Perhaps because computer windows can be resized by the user and the space available may differ from system to system, browsers will ordinarily adjust the length of text lines to fill the open window. If the browser window is set to the full size of the screen, it will ordinarily result in a very long lines of text which require much more eye movement and some difficulty in finding the beginning of the next line. That shorter lines are easier to read is well known in the publishing industry, one of the reasons newspapers use narrow columns. When it is crucial to maintain formatting (especially for commercial applications), information can be published as a preformatted page to be displayed by a "reader" application (Adobe Acrobat), but the use of hypermedia with this is still a bit awkward and the reader application is not universally available. The solution we have used here was to simply define the width of one column of text to be displayed.
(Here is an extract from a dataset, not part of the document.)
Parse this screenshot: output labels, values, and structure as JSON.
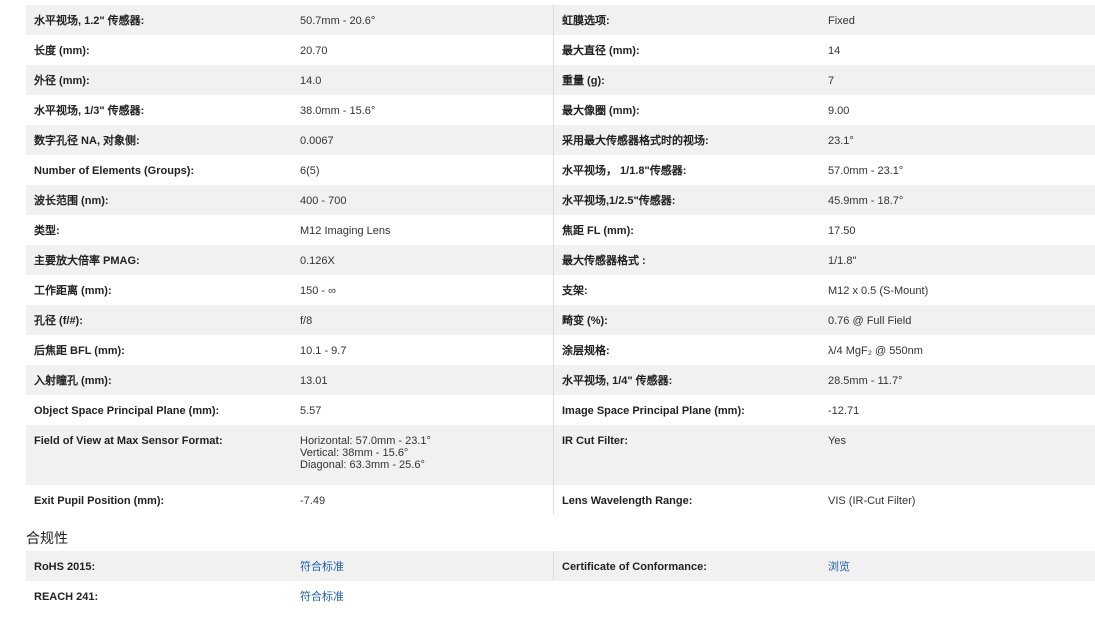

Traditional paper media present text with a line spacing greater than the single spacing, the default of the current generation of browsers. Increasing the spacing between lines, so-called leading (from the lead used by the printer to separate the lines) makes the text easier to read. The text being viewed here has increased spacing of the lines produced by space requirements of a transparent (invisible) file inserted every few words. (compare to old format)

Fig. 1: Line spacing comparison.
Several lines of text presented here in single-spaced format. It may be more difficult to read, especially on a computer monitor. Compare the line spacing of the text within this box to the "leaded" text on the right side of this box. Here is a similar amount of text that is presented in leaded format. The vertical spacing is increased by the inclusion of invisible images with vertical space requirements

Trivial as all these items seem to be, the coding used to produce these changes is greater than the associated text. At some point in the not too distant future, web browsers will undoubtedly evolve to support leading and multiple columns. After all, computer hardware and software (including browsers) are evolving even faster than medical knowledge. And as the need to access medical education information increases because the rapid growth of that database, hopefully the improved software and hardware used in networked computing will permit providers of medical information to deploy a proper format to provide the greatest access.

© 1997 Dermatology Online Journal